The problem — Set out the records below again exactly; skip the images.

Dataset rows for apps and sites:

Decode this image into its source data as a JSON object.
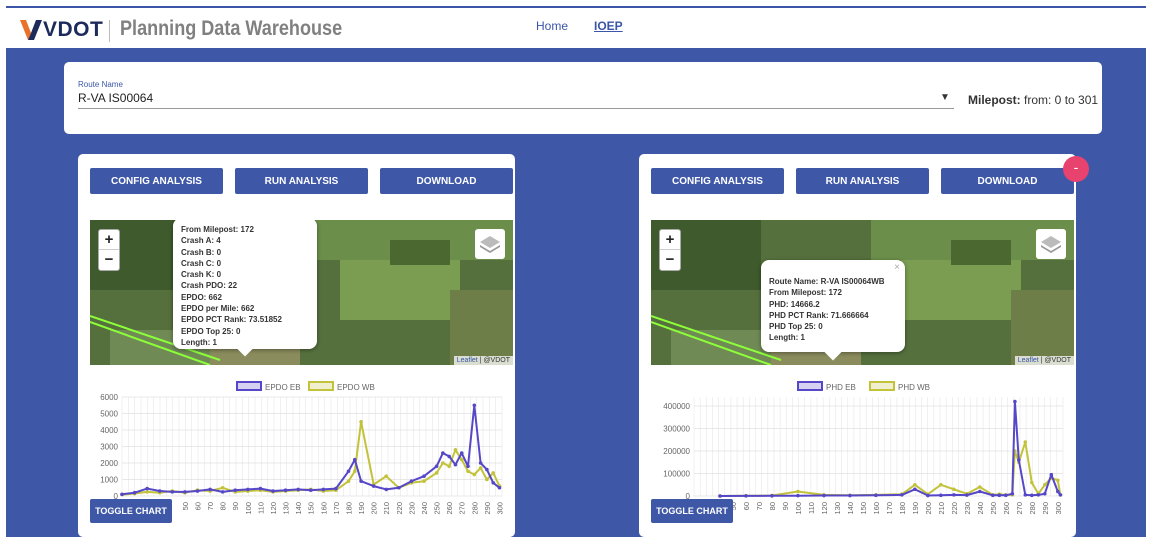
{
  "header": {
    "logo_text": "VDOT",
    "title": "Planning Data Warehouse",
    "nav": [
      "Home",
      "IOEP"
    ]
  },
  "route": {
    "label": "Route Name",
    "value": "R-VA IS00064",
    "milepost_label": "Milepost:",
    "milepost_value": "from: 0 to 301"
  },
  "buttons": {
    "config": "CONFIG ANALYSIS",
    "run": "RUN ANALYSIS",
    "download": "DOWNLOAD",
    "toggle": "TOGGLE CHART",
    "fab": "-"
  },
  "map": {
    "zoom_in": "+",
    "zoom_out": "−",
    "attribution_link": "Leaflet",
    "attribution_text": " | @VDOT"
  },
  "left_popup": [
    "From Milepost: 172",
    "Crash A: 4",
    "Crash B: 0",
    "Crash C: 0",
    "Crash K: 0",
    "Crash PDO: 22",
    "EPDO: 662",
    "EPDO per Mile: 662",
    "EPDO PCT Rank: 73.51852",
    "EPDO Top 25: 0",
    "Length: 1"
  ],
  "right_popup": [
    "Route Name: R-VA IS00064WB",
    "From Milepost: 172",
    "PHD: 14666.2",
    "PHD PCT Rank: 71.666664",
    "PHD Top 25: 0",
    "Length: 1"
  ],
  "right_popup_close": "×",
  "colors": {
    "series_a": "#5547c8",
    "series_b": "#c3c23b",
    "accent": "#3e57a7"
  },
  "chart_data": [
    {
      "type": "line",
      "series": [
        {
          "name": "EPDO EB",
          "x": [
            0,
            10,
            20,
            30,
            40,
            50,
            60,
            70,
            80,
            90,
            100,
            110,
            120,
            130,
            140,
            150,
            160,
            170,
            180,
            185,
            190,
            200,
            210,
            220,
            230,
            240,
            250,
            255,
            260,
            265,
            270,
            275,
            280,
            285,
            290,
            295,
            300
          ],
          "values": [
            100,
            200,
            450,
            300,
            250,
            250,
            300,
            400,
            250,
            350,
            400,
            450,
            300,
            350,
            400,
            350,
            400,
            450,
            1500,
            2200,
            900,
            600,
            400,
            500,
            900,
            1200,
            1800,
            2600,
            2400,
            1900,
            2600,
            1800,
            5500,
            2000,
            1600,
            800,
            500
          ]
        },
        {
          "name": "EPDO WB",
          "x": [
            0,
            10,
            20,
            30,
            40,
            50,
            60,
            70,
            80,
            90,
            100,
            110,
            120,
            130,
            140,
            150,
            160,
            170,
            180,
            185,
            190,
            200,
            210,
            220,
            230,
            240,
            250,
            255,
            260,
            265,
            270,
            275,
            280,
            285,
            290,
            295,
            300
          ],
          "values": [
            80,
            150,
            250,
            200,
            300,
            200,
            350,
            300,
            500,
            250,
            300,
            350,
            250,
            300,
            350,
            400,
            300,
            350,
            900,
            1500,
            4500,
            700,
            1200,
            500,
            800,
            900,
            1400,
            2000,
            1800,
            2800,
            2200,
            1500,
            1300,
            1700,
            1000,
            1400,
            600
          ]
        }
      ],
      "y_ticks": [
        0,
        1000,
        2000,
        3000,
        4000,
        5000,
        6000
      ],
      "x_ticks": [
        50,
        60,
        70,
        80,
        90,
        100,
        110,
        120,
        130,
        140,
        150,
        160,
        170,
        180,
        190,
        200,
        210,
        220,
        230,
        240,
        250,
        260,
        270,
        280,
        290,
        300
      ],
      "ylim": [
        0,
        6000
      ]
    },
    {
      "type": "line",
      "series": [
        {
          "name": "PHD EB",
          "x": [
            40,
            60,
            80,
            100,
            120,
            140,
            160,
            180,
            190,
            200,
            210,
            220,
            230,
            240,
            250,
            255,
            260,
            265,
            267,
            270,
            275,
            280,
            285,
            290,
            295,
            300,
            302
          ],
          "values": [
            0,
            500,
            1000,
            1500,
            2000,
            2000,
            3000,
            5000,
            30000,
            2000,
            3000,
            5000,
            4000,
            20000,
            3000,
            3000,
            3000,
            10000,
            420000,
            160000,
            5000,
            3000,
            5000,
            10000,
            95000,
            20000,
            5000
          ]
        },
        {
          "name": "PHD WB",
          "x": [
            40,
            60,
            80,
            100,
            120,
            140,
            160,
            180,
            190,
            200,
            210,
            220,
            230,
            240,
            250,
            255,
            260,
            265,
            267,
            270,
            275,
            280,
            285,
            290,
            295,
            300,
            302
          ],
          "values": [
            0,
            1000,
            2000,
            20000,
            5000,
            3000,
            5000,
            8000,
            50000,
            8000,
            50000,
            30000,
            10000,
            40000,
            5000,
            8000,
            5000,
            5000,
            200000,
            150000,
            240000,
            60000,
            10000,
            50000,
            80000,
            70000,
            5000
          ]
        }
      ],
      "y_ticks": [
        0,
        100000,
        200000,
        300000,
        400000
      ],
      "x_ticks": [
        40,
        50,
        60,
        70,
        80,
        90,
        100,
        110,
        120,
        130,
        140,
        150,
        160,
        170,
        180,
        190,
        200,
        210,
        220,
        230,
        240,
        250,
        260,
        270,
        280,
        290,
        300
      ],
      "ylim": [
        0,
        440000
      ]
    }
  ]
}
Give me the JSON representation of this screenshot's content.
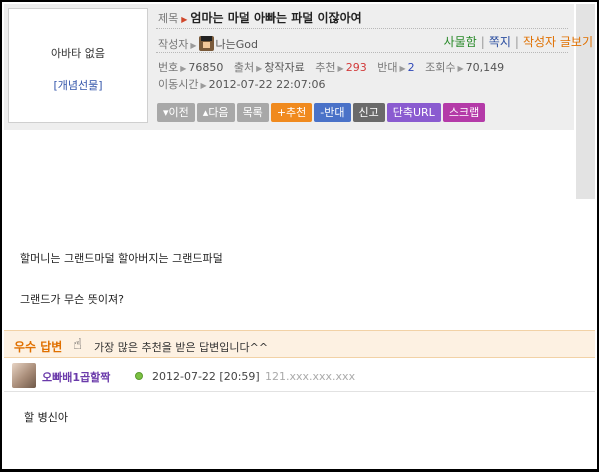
{
  "post": {
    "title_label": "제목",
    "title": "엄마는 마덜 아빠는 파덜 이잖아여",
    "author_label": "작성자",
    "author_name": "나는God",
    "links": [
      "사물함",
      "쪽지",
      "작성자 글보기"
    ],
    "meta": {
      "num_label": "번호",
      "num_value": "76850",
      "source_label": "출처",
      "source_value": "창작자료",
      "rec_label": "추천",
      "rec_value": "293",
      "opp_label": "반대",
      "opp_value": "2",
      "views_label": "조회수",
      "views_value": "70,149",
      "moved_label": "이동시간",
      "moved_value": "2012-07-22 22:07:06"
    },
    "buttons": {
      "prev": "이전",
      "next": "다음",
      "list": "목록",
      "recommend": "+추천",
      "oppose": "-반대",
      "report": "신고",
      "short_url": "단축URL",
      "scrap": "스크랩"
    },
    "body_lines": [
      "할머니는 그랜드마덜 할아버지는 그랜드파덜",
      "그랜드가 무슨 뜻이져?"
    ]
  },
  "sidebar": {
    "no_avatar": "아바타 없음",
    "gift_link": "[개념선물]"
  },
  "best_answer": {
    "label": "우수 답변",
    "description": "가장 많은 추천을 받은 답변입니다^^"
  },
  "reply": {
    "name": "오빠배1곱할짝",
    "time": "2012-07-22 [20:59]",
    "ip": "121.xxx.xxx.xxx",
    "body": "할 병신아"
  },
  "colors": {
    "accent_orange": "#e07000",
    "recommend_red": "#d23a3a",
    "opp_blue": "#2d47b8",
    "reply_name_purple": "#6a3aaa"
  }
}
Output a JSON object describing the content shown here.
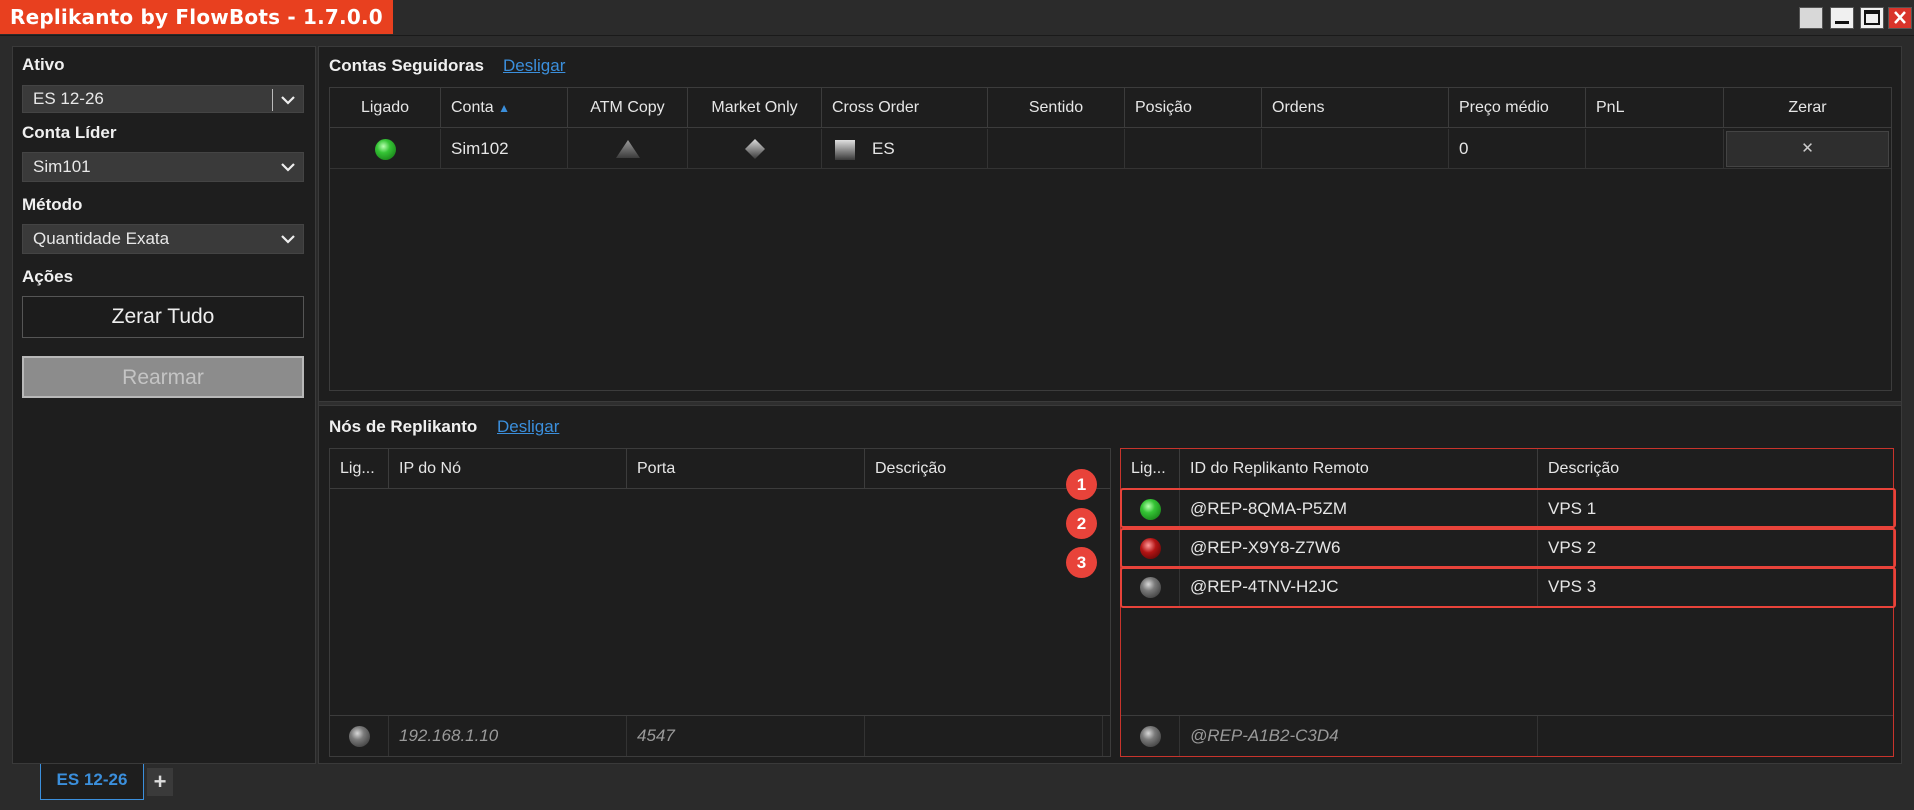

Response for this exercise —
Decode this image into its source data as a JSON object.
{
  "header": {
    "logo_text": "VDOT",
    "title": "Planning Data Warehouse",
    "nav": [
      "Home",
      "IOEP"
    ]
  },
  "route": {
    "label": "Route Name",
    "value": "R-VA IS00064",
    "milepost_label": "Milepost:",
    "milepost_value": "from: 0 to 301"
  },
  "buttons": {
    "config": "CONFIG ANALYSIS",
    "run": "RUN ANALYSIS",
    "download": "DOWNLOAD",
    "toggle": "TOGGLE CHART",
    "fab": "-"
  },
  "map": {
    "zoom_in": "+",
    "zoom_out": "−",
    "attribution_link": "Leaflet",
    "attribution_text": " | @VDOT"
  },
  "left_popup": [
    "From Milepost: 172",
    "Crash A: 4",
    "Crash B: 0",
    "Crash C: 0",
    "Crash K: 0",
    "Crash PDO: 22",
    "EPDO: 662",
    "EPDO per Mile: 662",
    "EPDO PCT Rank: 73.51852",
    "EPDO Top 25: 0",
    "Length: 1"
  ],
  "right_popup": [
    "Route Name: R-VA IS00064WB",
    "From Milepost: 172",
    "PHD: 14666.2",
    "PHD PCT Rank: 71.666664",
    "PHD Top 25: 0",
    "Length: 1"
  ],
  "right_popup_close": "×",
  "colors": {
    "series_a": "#5547c8",
    "series_b": "#c3c23b",
    "accent": "#3e57a7"
  },
  "chart_data": [
    {
      "type": "line",
      "series": [
        {
          "name": "EPDO EB",
          "x": [
            0,
            10,
            20,
            30,
            40,
            50,
            60,
            70,
            80,
            90,
            100,
            110,
            120,
            130,
            140,
            150,
            160,
            170,
            180,
            185,
            190,
            200,
            210,
            220,
            230,
            240,
            250,
            255,
            260,
            265,
            270,
            275,
            280,
            285,
            290,
            295,
            300
          ],
          "values": [
            100,
            200,
            450,
            300,
            250,
            250,
            300,
            400,
            250,
            350,
            400,
            450,
            300,
            350,
            400,
            350,
            400,
            450,
            1500,
            2200,
            900,
            600,
            400,
            500,
            900,
            1200,
            1800,
            2600,
            2400,
            1900,
            2600,
            1800,
            5500,
            2000,
            1600,
            800,
            500
          ]
        },
        {
          "name": "EPDO WB",
          "x": [
            0,
            10,
            20,
            30,
            40,
            50,
            60,
            70,
            80,
            90,
            100,
            110,
            120,
            130,
            140,
            150,
            160,
            170,
            180,
            185,
            190,
            200,
            210,
            220,
            230,
            240,
            250,
            255,
            260,
            265,
            270,
            275,
            280,
            285,
            290,
            295,
            300
          ],
          "values": [
            80,
            150,
            250,
            200,
            300,
            200,
            350,
            300,
            500,
            250,
            300,
            350,
            250,
            300,
            350,
            400,
            300,
            350,
            900,
            1500,
            4500,
            700,
            1200,
            500,
            800,
            900,
            1400,
            2000,
            1800,
            2800,
            2200,
            1500,
            1300,
            1700,
            1000,
            1400,
            600
          ]
        }
      ],
      "y_ticks": [
        0,
        1000,
        2000,
        3000,
        4000,
        5000,
        6000
      ],
      "x_ticks": [
        50,
        60,
        70,
        80,
        90,
        100,
        110,
        120,
        130,
        140,
        150,
        160,
        170,
        180,
        190,
        200,
        210,
        220,
        230,
        240,
        250,
        260,
        270,
        280,
        290,
        300
      ],
      "ylim": [
        0,
        6000
      ]
    },
    {
      "type": "line",
      "series": [
        {
          "name": "PHD EB",
          "x": [
            40,
            60,
            80,
            100,
            120,
            140,
            160,
            180,
            190,
            200,
            210,
            220,
            230,
            240,
            250,
            255,
            260,
            265,
            267,
            270,
            275,
            280,
            285,
            290,
            295,
            300,
            302
          ],
          "values": [
            0,
            500,
            1000,
            1500,
            2000,
            2000,
            3000,
            5000,
            30000,
            2000,
            3000,
            5000,
            4000,
            20000,
            3000,
            3000,
            3000,
            10000,
            420000,
            160000,
            5000,
            3000,
            5000,
            10000,
            95000,
            20000,
            5000
          ]
        },
        {
          "name": "PHD WB",
          "x": [
            40,
            60,
            80,
            100,
            120,
            140,
            160,
            180,
            190,
            200,
            210,
            220,
            230,
            240,
            250,
            255,
            260,
            265,
            267,
            270,
            275,
            280,
            285,
            290,
            295,
            300,
            302
          ],
          "values": [
            0,
            1000,
            2000,
            20000,
            5000,
            3000,
            5000,
            8000,
            50000,
            8000,
            50000,
            30000,
            10000,
            40000,
            5000,
            8000,
            5000,
            5000,
            200000,
            150000,
            240000,
            60000,
            10000,
            50000,
            80000,
            70000,
            5000
          ]
        }
      ],
      "y_ticks": [
        0,
        100000,
        200000,
        300000,
        400000
      ],
      "x_ticks": [
        40,
        50,
        60,
        70,
        80,
        90,
        100,
        110,
        120,
        130,
        140,
        150,
        160,
        170,
        180,
        190,
        200,
        210,
        220,
        230,
        240,
        250,
        260,
        270,
        280,
        290,
        300
      ],
      "ylim": [
        0,
        440000
      ]
    }
  ]
}
Give me the JSON representation of this screenshot's content.
{
  "post": {
    "title_label": "제목",
    "title": "엄마는 마덜 아빠는 파덜 이잖아여",
    "author_label": "작성자",
    "author_name": "나는God",
    "links": [
      "사물함",
      "쪽지",
      "작성자 글보기"
    ],
    "meta": {
      "num_label": "번호",
      "num_value": "76850",
      "source_label": "출처",
      "source_value": "창작자료",
      "rec_label": "추천",
      "rec_value": "293",
      "opp_label": "반대",
      "opp_value": "2",
      "views_label": "조회수",
      "views_value": "70,149",
      "moved_label": "이동시간",
      "moved_value": "2012-07-22 22:07:06"
    },
    "buttons": {
      "prev": "이전",
      "next": "다음",
      "list": "목록",
      "recommend": "+추천",
      "oppose": "-반대",
      "report": "신고",
      "short_url": "단축URL",
      "scrap": "스크랩"
    },
    "body_lines": [
      "할머니는 그랜드마덜 할아버지는 그랜드파덜",
      "그랜드가 무슨 뜻이져?"
    ]
  },
  "sidebar": {
    "no_avatar": "아바타 없음",
    "gift_link": "[개념선물]"
  },
  "best_answer": {
    "label": "우수 답변",
    "description": "가장 많은 추천을 받은 답변입니다^^"
  },
  "reply": {
    "name": "오빠배1곱할짝",
    "time": "2012-07-22 [20:59]",
    "ip": "121.xxx.xxx.xxx",
    "body": "할 병신아"
  },
  "colors": {
    "accent_orange": "#e07000",
    "recommend_red": "#d23a3a",
    "opp_blue": "#2d47b8",
    "reply_name_purple": "#6a3aaa"
  }
}
Output a JSON object describing the content shown here.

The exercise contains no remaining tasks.